Accelerate out of danger
A good rule of thumb: whatever roads you’re riding on should allow you to travel 10 m.p.h. under your scooter’s maximum speed. This leaves you enough accelerating power to dodge obstacles or zip out of the path of a vehicle.
I have been saved countless times by the pick-up power available to me on my 250cc scooter when a car changed lanes without seeing me and I was able to zip out of the way. Likewise for avoiding enormous potholes or litter in the road.
Adequate Power Can Increase Enjoyment
If you know you have enough oomph in your engine to keep up with the flow of traffic (including when you take a wrong turn and accidentally end up on a major artery), accelerate out of the way of danger, and deftly whisk you and your passenger up any hill your city throws at you, you will relax and enjoy the ride.
You will also have more fun if you choose to participate in group rides knowing you can keep up with everyone. Having a scooter with enough power to meet your needs is simply more enjoyable to ride.
Personally, I think 125cc is a good starting point for most people.
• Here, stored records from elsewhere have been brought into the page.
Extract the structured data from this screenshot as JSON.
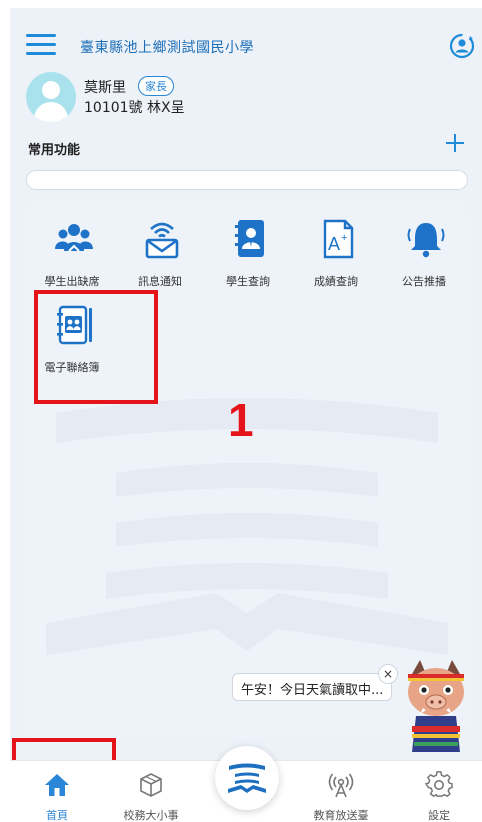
{
  "header": {
    "school_name": "臺東縣池上鄉測試國民小學",
    "menu_icon": "hamburger-menu-icon",
    "account_icon": "switch-account-icon"
  },
  "profile": {
    "name": "莫斯里",
    "role_badge": "家長",
    "seat": "10101號 林X呈"
  },
  "favorites": {
    "title": "常用功能",
    "add_icon": "plus-icon"
  },
  "functions": [
    {
      "label": "學生出缺席",
      "icon": "attendance-icon"
    },
    {
      "label": "訊息通知",
      "icon": "message-notification-icon"
    },
    {
      "label": "學生查詢",
      "icon": "student-search-icon"
    },
    {
      "label": "成績查詢",
      "icon": "grade-query-icon"
    },
    {
      "label": "公告推播",
      "icon": "announcement-bell-icon"
    },
    {
      "label": "電子聯絡簿",
      "icon": "contact-book-icon"
    }
  ],
  "annotation": {
    "step_number": "1"
  },
  "weather_bubble": {
    "text": "午安！今日天氣讀取中...",
    "close": "×"
  },
  "bottom_nav": [
    {
      "label": "首頁",
      "icon": "home-icon",
      "active": true
    },
    {
      "label": "校務大小事",
      "icon": "cube-icon",
      "active": false
    },
    {
      "label": "",
      "icon": "center-logo-icon",
      "active": false
    },
    {
      "label": "教育放送臺",
      "icon": "broadcast-icon",
      "active": false
    },
    {
      "label": "設定",
      "icon": "gear-icon",
      "active": false
    }
  ],
  "colors": {
    "accent": "#1d8bd8",
    "highlight": "#e5141b",
    "background": "#edf1f8"
  }
}
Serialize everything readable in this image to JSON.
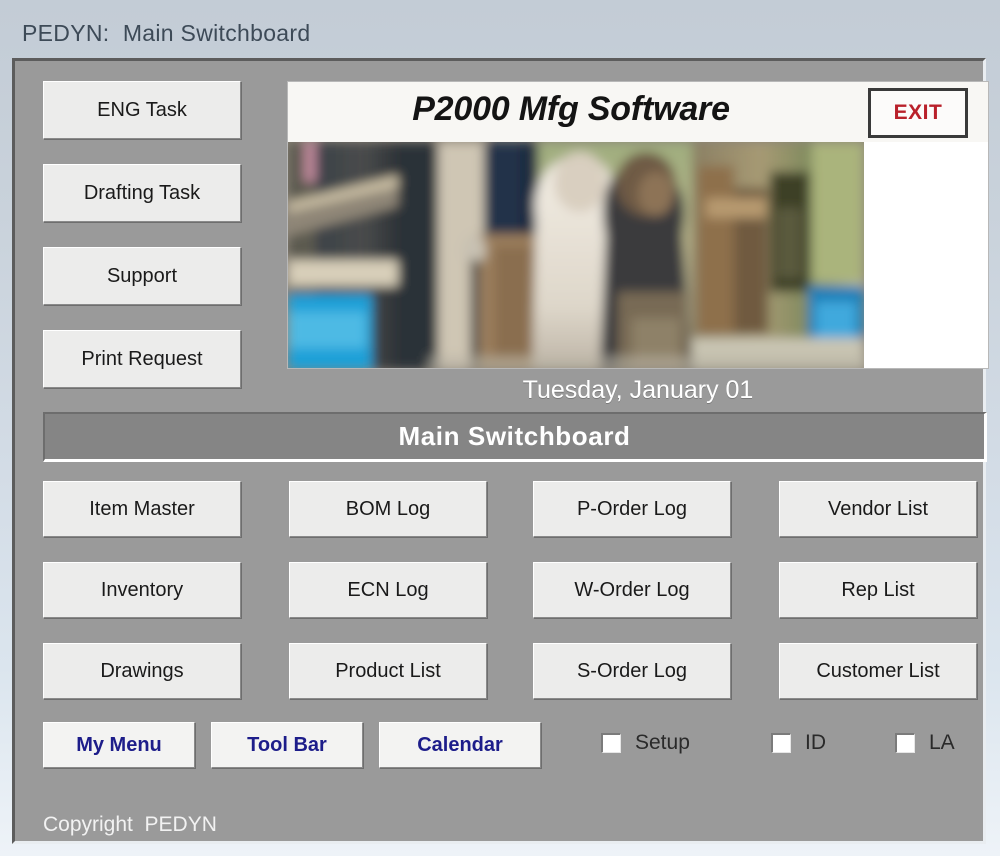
{
  "window": {
    "title": "PEDYN:  Main Switchboard"
  },
  "header": {
    "app_logo": "P2000 Mfg Software",
    "exit_label": "EXIT",
    "photo_alt": "workshop-photo",
    "date": "Tuesday, January 01"
  },
  "banner": {
    "title": "Main Switchboard"
  },
  "left_tasks": [
    {
      "label": "ENG Task"
    },
    {
      "label": "Drafting Task"
    },
    {
      "label": "Support"
    },
    {
      "label": "Print Request"
    }
  ],
  "grid": {
    "columns": [
      {
        "items": [
          {
            "label": "Item Master"
          },
          {
            "label": "Inventory"
          },
          {
            "label": "Drawings"
          }
        ]
      },
      {
        "items": [
          {
            "label": "BOM Log"
          },
          {
            "label": "ECN Log"
          },
          {
            "label": "Product List"
          }
        ]
      },
      {
        "items": [
          {
            "label": "P-Order Log"
          },
          {
            "label": "W-Order Log"
          },
          {
            "label": "S-Order Log"
          }
        ]
      },
      {
        "items": [
          {
            "label": "Vendor List"
          },
          {
            "label": "Rep List"
          },
          {
            "label": "Customer List"
          }
        ]
      }
    ]
  },
  "bottom_buttons": [
    {
      "label": "My Menu"
    },
    {
      "label": "Tool Bar"
    },
    {
      "label": "Calendar"
    }
  ],
  "checkboxes": [
    {
      "label": "Setup",
      "checked": false
    },
    {
      "label": "ID",
      "checked": false
    },
    {
      "label": "LA",
      "checked": false
    }
  ],
  "footer": {
    "copyright": "Copyright  PEDYN"
  },
  "colors": {
    "form_background": "#9a9a9a",
    "button_face": "#ececeb",
    "banner_background": "#858585",
    "exit_text": "#b9202a",
    "small_button_text": "#1d1d8a",
    "titlebar_text": "#3d4a57"
  }
}
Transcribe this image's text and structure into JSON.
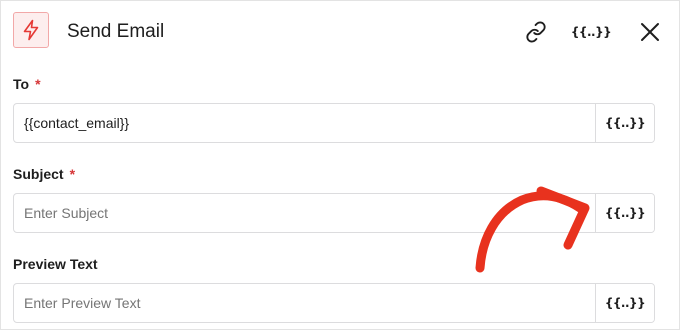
{
  "panel": {
    "title": "Send Email",
    "icons": {
      "action": "lightning-bolt-icon",
      "link": "link-icon",
      "variables": "variables-icon",
      "close": "close-icon"
    },
    "variable_glyph": "{{..}}"
  },
  "fields": [
    {
      "label": "To",
      "required_mark": "*",
      "value": "{{contact_email}}",
      "placeholder": ""
    },
    {
      "label": "Subject",
      "required_mark": "*",
      "value": "",
      "placeholder": "Enter Subject"
    },
    {
      "label": "Preview Text",
      "required_mark": "",
      "value": "",
      "placeholder": "Enter Preview Text"
    }
  ],
  "colors": {
    "accent_red": "#e53935",
    "required": "#d63638",
    "border": "#dcdcde"
  }
}
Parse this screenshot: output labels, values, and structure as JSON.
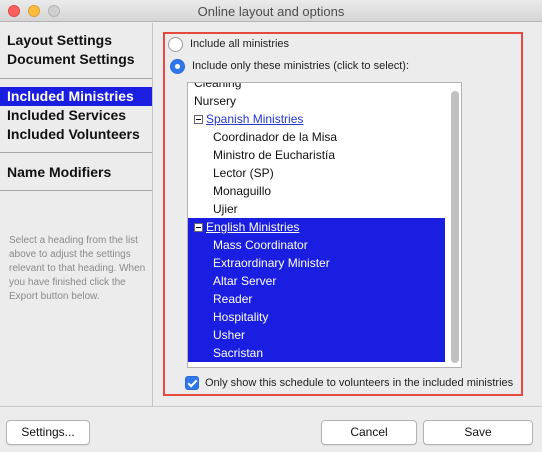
{
  "window": {
    "title": "Online layout and options"
  },
  "sidebar": {
    "items": [
      {
        "label": "Layout Settings"
      },
      {
        "label": "Document Settings"
      },
      {
        "label": "Included Ministries",
        "selected": true
      },
      {
        "label": "Included Services"
      },
      {
        "label": "Included Volunteers"
      },
      {
        "label": "Name Modifiers"
      }
    ],
    "hint": "Select a heading from the list above to adjust the settings relevant to that heading. When you have finished click the Export button below."
  },
  "options": {
    "include_all_label": "Include all ministries",
    "include_only_label": "Include only these ministries (click to select):",
    "selected_option": "include_only"
  },
  "ministries": {
    "rows": [
      {
        "label": "Cleaning",
        "level": 0,
        "selected": false
      },
      {
        "label": "Nursery",
        "level": 0,
        "selected": false
      },
      {
        "label": "Spanish Ministries",
        "level": 0,
        "group": true,
        "selected": false
      },
      {
        "label": "Coordinador de la Misa",
        "level": 1,
        "selected": false
      },
      {
        "label": "Ministro de Eucharistía",
        "level": 1,
        "selected": false
      },
      {
        "label": "Lector (SP)",
        "level": 1,
        "selected": false
      },
      {
        "label": "Monaguillo",
        "level": 1,
        "selected": false
      },
      {
        "label": "Ujier",
        "level": 1,
        "selected": false
      },
      {
        "label": "English Ministries",
        "level": 0,
        "group": true,
        "selected": true
      },
      {
        "label": "Mass Coordinator",
        "level": 1,
        "selected": true
      },
      {
        "label": "Extraordinary Minister",
        "level": 1,
        "selected": true
      },
      {
        "label": "Altar Server",
        "level": 1,
        "selected": true
      },
      {
        "label": "Reader",
        "level": 1,
        "selected": true
      },
      {
        "label": "Hospitality",
        "level": 1,
        "selected": true
      },
      {
        "label": "Usher",
        "level": 1,
        "selected": true
      },
      {
        "label": "Sacristan",
        "level": 1,
        "selected": true
      }
    ]
  },
  "schedule_option": {
    "label": "Only show this schedule to volunteers in the included ministries",
    "checked": true
  },
  "footer": {
    "settings_label": "Settings...",
    "cancel_label": "Cancel",
    "save_label": "Save"
  },
  "colors": {
    "selection": "#1a1ee0",
    "highlight_border": "#e64940",
    "accent": "#2f77ea"
  }
}
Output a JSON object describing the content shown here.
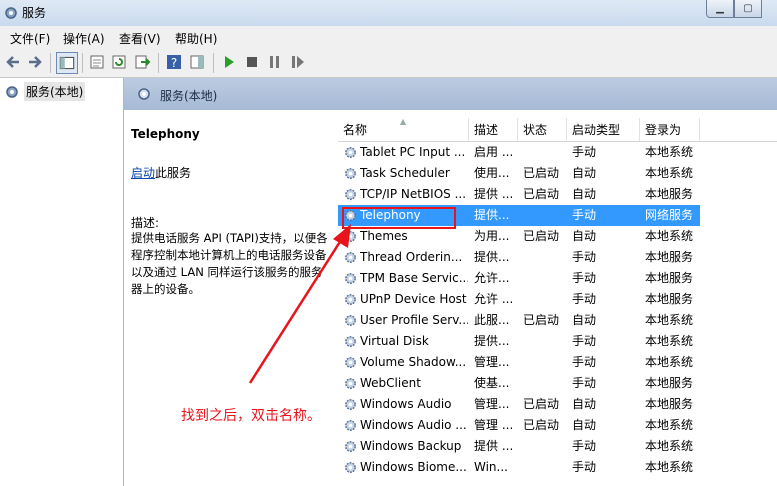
{
  "window": {
    "title": "服务"
  },
  "menubar": {
    "items": [
      "文件(F)",
      "操作(A)",
      "查看(V)",
      "帮助(H)"
    ]
  },
  "tree": {
    "root_label": "服务(本地)"
  },
  "pane": {
    "header": "服务(本地)"
  },
  "description": {
    "service_name": "Telephony",
    "action_link": "启动",
    "action_suffix": "此服务",
    "label": "描述:",
    "body": "提供电话服务 API (TAPI)支持，以便各程序控制本地计算机上的电话服务设备以及通过 LAN 同样运行该服务的服务器上的设备。"
  },
  "list": {
    "columns": [
      "名称",
      "描述",
      "状态",
      "启动类型",
      "登录为"
    ],
    "rows": [
      {
        "name": "Tablet PC Input ...",
        "desc": "启用 ...",
        "status": "",
        "start": "手动",
        "logon": "本地系统"
      },
      {
        "name": "Task Scheduler",
        "desc": "使用...",
        "status": "已启动",
        "start": "自动",
        "logon": "本地系统"
      },
      {
        "name": "TCP/IP NetBIOS ...",
        "desc": "提供 ...",
        "status": "已启动",
        "start": "自动",
        "logon": "本地服务"
      },
      {
        "name": "Telephony",
        "desc": "提供...",
        "status": "",
        "start": "手动",
        "logon": "网络服务",
        "selected": true
      },
      {
        "name": "Themes",
        "desc": "为用...",
        "status": "已启动",
        "start": "自动",
        "logon": "本地系统"
      },
      {
        "name": "Thread Orderin...",
        "desc": "提供...",
        "status": "",
        "start": "手动",
        "logon": "本地服务"
      },
      {
        "name": "TPM Base Servic...",
        "desc": "允许...",
        "status": "",
        "start": "手动",
        "logon": "本地服务"
      },
      {
        "name": "UPnP Device Host",
        "desc": "允许 ...",
        "status": "",
        "start": "手动",
        "logon": "本地服务"
      },
      {
        "name": "User Profile Serv...",
        "desc": "此服...",
        "status": "已启动",
        "start": "自动",
        "logon": "本地系统"
      },
      {
        "name": "Virtual Disk",
        "desc": "提供...",
        "status": "",
        "start": "手动",
        "logon": "本地系统"
      },
      {
        "name": "Volume Shadow...",
        "desc": "管理...",
        "status": "",
        "start": "手动",
        "logon": "本地系统"
      },
      {
        "name": "WebClient",
        "desc": "使基...",
        "status": "",
        "start": "手动",
        "logon": "本地服务"
      },
      {
        "name": "Windows Audio",
        "desc": "管理...",
        "status": "已启动",
        "start": "自动",
        "logon": "本地服务"
      },
      {
        "name": "Windows Audio ...",
        "desc": "管理 ...",
        "status": "已启动",
        "start": "自动",
        "logon": "本地系统"
      },
      {
        "name": "Windows Backup",
        "desc": "提供 ...",
        "status": "",
        "start": "手动",
        "logon": "本地系统"
      },
      {
        "name": "Windows Biome...",
        "desc": "Win...",
        "status": "",
        "start": "手动",
        "logon": "本地系统"
      }
    ]
  },
  "annotation": {
    "text": "找到之后，双击名称。",
    "color": "#e8141b"
  },
  "colors": {
    "selection": "#3399ff",
    "accent": "#e8141b",
    "header": "#a6bad6"
  },
  "icons": [
    "gear-icon",
    "back-icon",
    "forward-icon",
    "play-icon",
    "stop-icon",
    "pause-icon",
    "resume-icon",
    "help-icon",
    "refresh-icon",
    "export-icon"
  ]
}
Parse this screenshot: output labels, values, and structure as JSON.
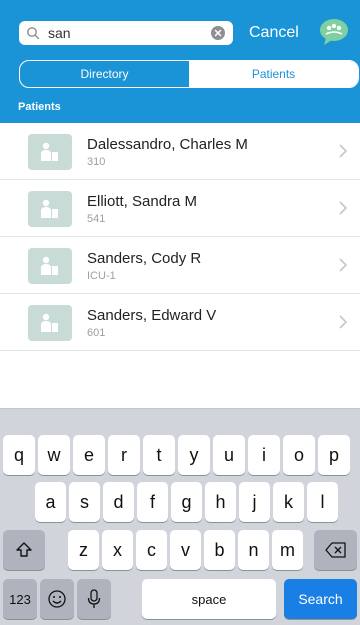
{
  "search": {
    "value": "san"
  },
  "header": {
    "cancel_label": "Cancel"
  },
  "tabs": [
    {
      "label": "Directory",
      "active": false
    },
    {
      "label": "Patients",
      "active": true
    }
  ],
  "section": {
    "title": "Patients"
  },
  "patients": [
    {
      "name": "Dalessandro, Charles M",
      "room": "310"
    },
    {
      "name": "Elliott, Sandra M",
      "room": "541"
    },
    {
      "name": "Sanders, Cody R",
      "room": "ICU-1"
    },
    {
      "name": "Sanders, Edward V",
      "room": "601"
    }
  ],
  "keyboard": {
    "row1": [
      "q",
      "w",
      "e",
      "r",
      "t",
      "y",
      "u",
      "i",
      "o",
      "p"
    ],
    "row2": [
      "a",
      "s",
      "d",
      "f",
      "g",
      "h",
      "j",
      "k",
      "l"
    ],
    "row3": [
      "z",
      "x",
      "c",
      "v",
      "b",
      "n",
      "m"
    ],
    "numbers_label": "123",
    "space_label": "space",
    "search_label": "Search"
  },
  "colors": {
    "accent": "#1a94d6",
    "search_key": "#1a7fe5"
  }
}
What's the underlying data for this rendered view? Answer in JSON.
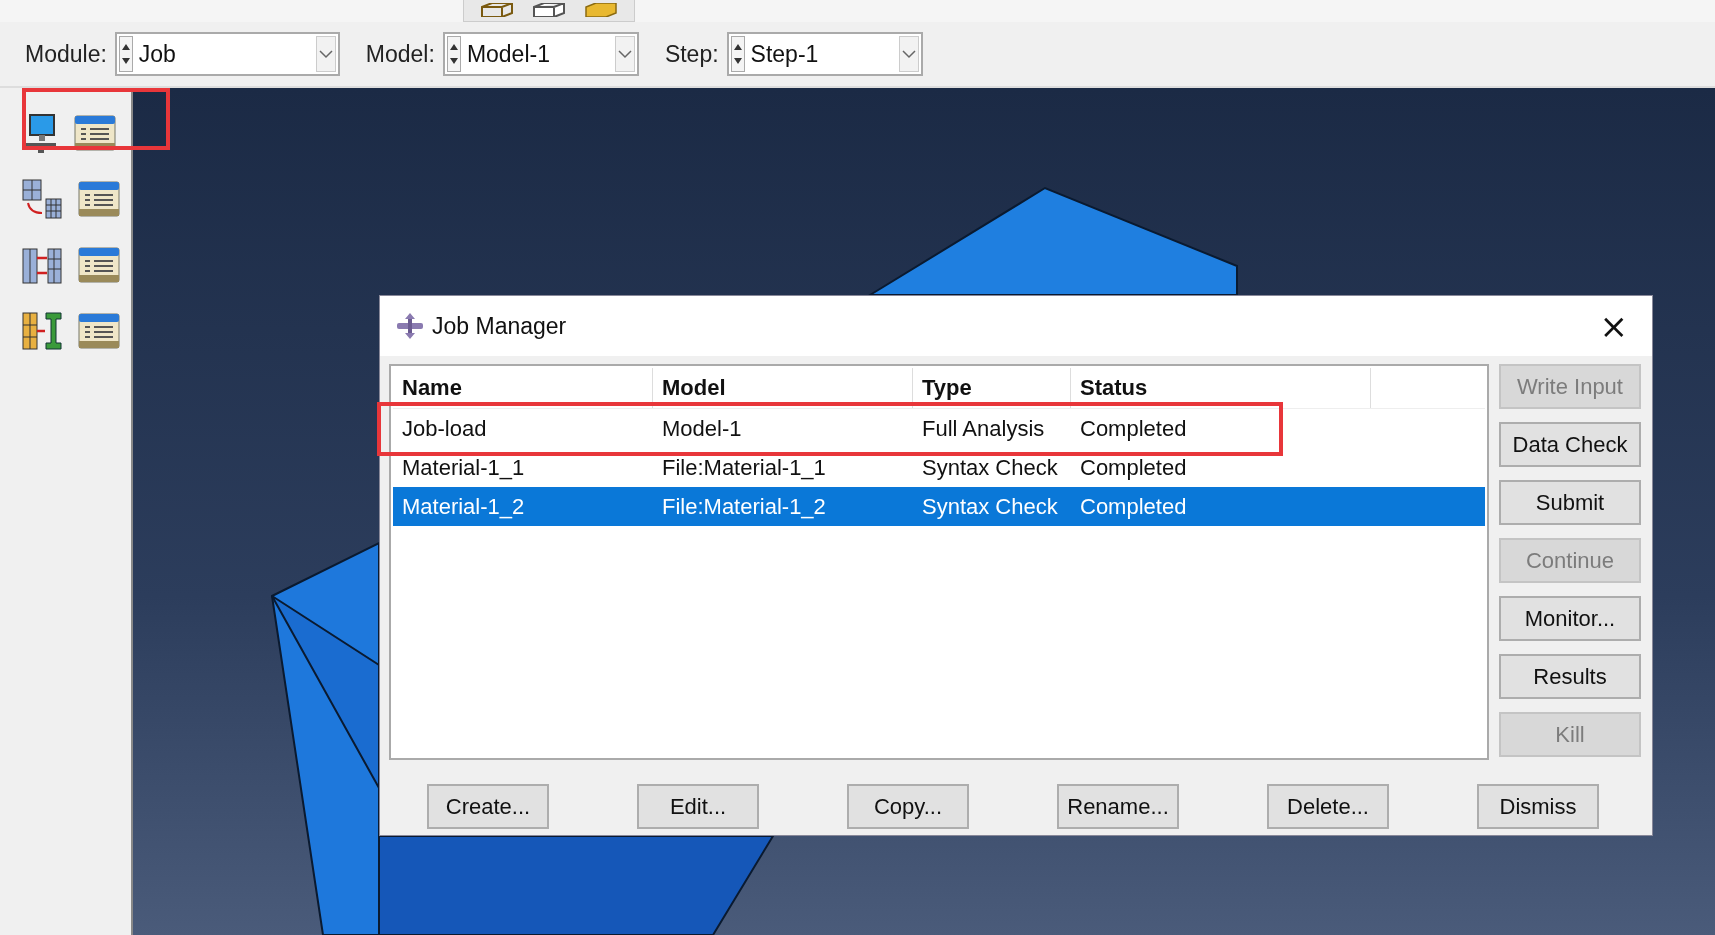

Add more zip if you’re carrying passengers (150cc or more), and if you’ll be traveling on roads with speed limits of 45 – 50 m.p.h. If you want to get on the highway, you’ll need at least 200cc. On the highway with a passenger, 250cc.
But remember that larger engines are heavier and tend to come with physically bigger scooters, so keep those points in mind.
Also, I don’t recommend carrying passengers until you’ve had quite a bit of on-road experience.
How About an Example?
To give you an idea of how to assess your situation, here’s how I chose my scooter engine power.
My first scooter was an 80cc. I could carry a passenger, but there were spots along my normal routes when my friend had to dismount at the bottom of a hill and meet me at the top if I wanted to make it up. So when I decided to upgrade, I knew I needed at least 125cc’s (the next step up from an 80cc scooter).
First, I assessed my cargo load:
- I am six feet tall and I weigh 165 pounds
- I frequently carry passengers heavier than me
- I do grocery shopping and carry weighty items like bags of potting soil and cases of bottled water
This puts me at a minimum of 150cc.
Then I assessed the roads I travel on:
- I live in Seattle, where some of the hills are so steep there are stairs built into the sidewalks
- I travel on state routes with a speed limit of 50 m.p.h., so I need to keep up with traffic going at least that fast
- I participate in frequent group rides and want to be able to keep up with everyone without any trouble
Figuring these three points into my heavy cargo load, I could probably get by with 200cc. But I want enough power left over to accelerate out of danger and get on the Interstate if I have to. So my optimal engine size is a minimum of 250cc.
My Vespa GTS has a 250cc engine, and I use every cc of that with glee. I feel safe when riding that scooter and I don’t worry about keeping up with traffic. I can ride 2-up on the state routes and still have enough zip to keep me and my passenger out of the way of trouble.
Because I’m confident in the ability of my GTS to deliver when I need it most, I relax and enjoy the ride. That said, I’m looking forward to upgrading to the 300cc GTS soon!
I also have a 150cc Genuine Stella scooter that I only ride when I know I won’t be pressured to perform, and I keep off the freeways. Riding solo, the Stella’s maximum speed is 50 m.p.h. — with the throttle wide open, the wind at my back, riding in the direction of the Earth’s rotation.
My maximum speed riding 2-up on the Stella is about 45 m.p.h., and it takes us a looong time to get up to that speed. We’ll make it up that hill, you may just want to grab a cup of coffee while you wait for us. So I stick to roads with a speed limit of 40 m.p.h., which leaves me enough oomph to dodge a bullet should the need arise.
Give it some thought when deciding what size engine you need. If you choose wisely and get the scooter that meets your daily needs, you’ll be scooting safely and happily for a long time to come.